The stock market continued to totter within a tight range, failing to cross 5,400 decisively and closing the week about 0.86 pct higher at 5,366. Angela Merkel's support for ECB efforts resulted in world markets registering gains.
The markets looked for cues overseas as domestic indicators were mostly in the red. The only redeeming feature was inflation, which came in at 6.87 per cent compared with 7.25 per cent.
But food inflation continued to be in double digits. This "flash in the pan" may not convince the Reserve Bank of India (RBI) to change its stance and I expect the hawkish scenario to continue looking at the monsoon situation.
The prime minister's Independence Day speech laid to rest the hopes of any big bang policy measures. One could sense his government's helplessness in going ahead with reforms due to the difficult political scenario.
The Prime Minister's Economic Advisory Council projected 6.7 per cent GDP growth for 2012-13 and an inflation range of 6.5 per cent to 7 per cent, both of which seem quite optimistic going by the general consensus on the street.
International trade data disappointed with exports slipping 14.8 per cent in July compared to imports slipping 7.61 per cent, thus widening the trade gap. Imports were falling faster than exports during the April-June quarter due to lower oil prices and falling gold demand.

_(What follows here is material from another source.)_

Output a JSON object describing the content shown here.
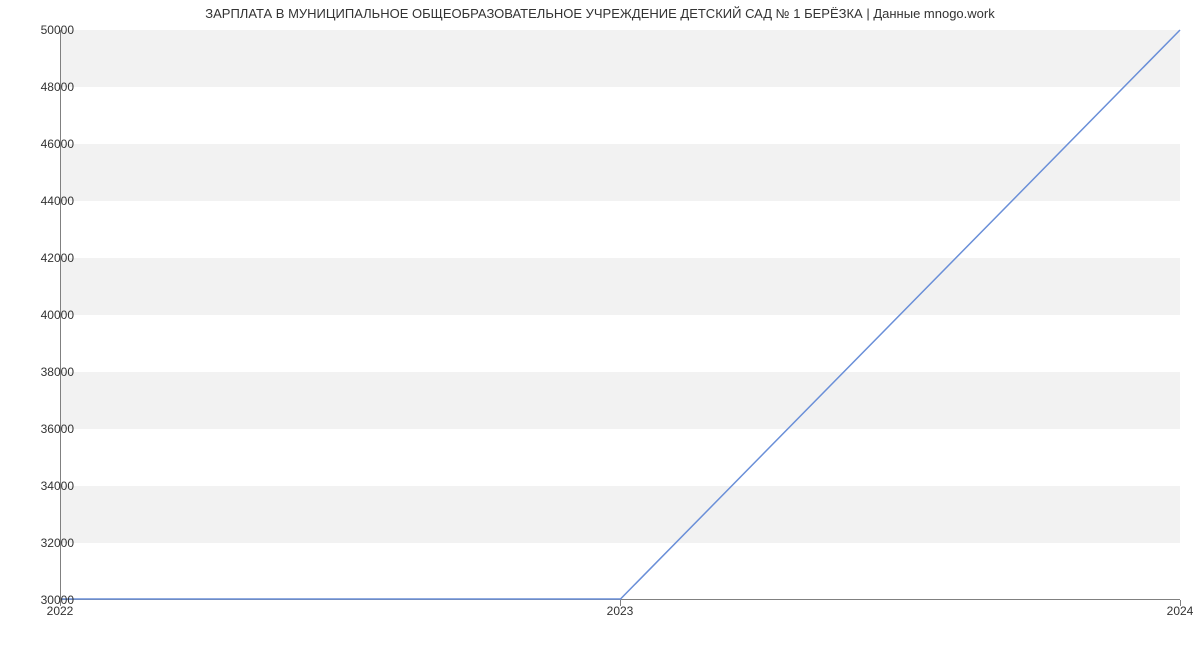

That seems to have bottomed out and going ahead, unless exports show an upward tick, it would be difficult to improve the trade deficit.
The monsoon continued to improve, but is still 15 pct below long-term average (LTA) as of mid-August. Northwest India is the worst affected with rainfall 25 pct below LTA. Any improvement may only add to statistics without improving the fortunes of the farming community.
Around the weekend, Finnish Foreign Minsiter Erkki Tuomioja dropped a bombshell that his country, which is among the top AAA credit countries, could be preparing for the euro break-up. Closer home, The Comptroller and Auditor General of India (CAG) too dropped a bombshell, accusing the government of pursuing policies which benefited certain private companies and groups resulting in an alleged loss of around $33 billion to the exchequer. Most of it was attributed to the allocation of coal blocks by the coal ministry which was directly under Prime Minister Manmohan Singh. The CAG figures could be debatable but this report will cause pandemonium in parliament for a few days, thus delaying other important decisions.
It seems the incumbent government has already started working towards general elections in 2014 (or even earlier?) and one could expect the rollout of populist measures irrespective of the fiscal situation. As mentioned last week, one of the key bills which may get passed in this session is the Food Security Bill which alone would be enough for a downgrade of India. The finance minister met banking heads on Saturday and requested them to keep EMIs at affordable levels to boost consumption demand.
There is already a scare of rising NPAs among PSU sector banks. He also announced the rescheduling of farm loans in drought-affected states and this could just be the beginning of such measures to come in the next few months which instead of achieving fiscal consolidation as intended a few weeks back, will result in fiscal implosion. I had warned of such measures last week.
The only silver lining for the markets were continued FII flows which topped $ 150 mln last week. To quote the famous phrase "beauty is in the eye of the beholder", I wonder whether we are missing out something the FIIs have noticed in the Indian economy and markets.
The results season has more or less come to an end with most companies showing a better-than-expected performance as expectations were anyways pared down. Coal India declared an 8 per cent growth in net profits which was in line with expectations. The mining company had taken a hit due to recent wage hikes.
The company sells coal at close to 70 per cent of international prices and still maintains a healthy bottom line. Tata Steel results were impacted due to European operations which have been like a millstone ever since it was brought into its fold.
ONGC came out with 48 per cent growth in net profits but one cannot take a cue as the subsidy burden, which is subjective, could change fortunes in the next few quarters, especially due to bleeding refiners and marketing PSUs. ONGC, like Coal India, sells crude at a huge discount to international prices -- $46.60 per barrel during the last quarter.
This week too will be a truncated one with Monday being a holiday on account of Eid. The markets will react to the CAG report on Tuesday but may not see a deep cut as the FII fund flows will ensure a cushion at lower levels.
The markets have got accustomed to a spate of adverse domestic news which doesn't have an effect beyond a couple of sessions. I have been suggesting to investors to lighten the portfolio but it's still not time for traders to go short.
There could still be 3 per cent - 4 per cent upside for the broader markets by when FIIs may realise that the grass is not as green as it seemed -- it was a mirage.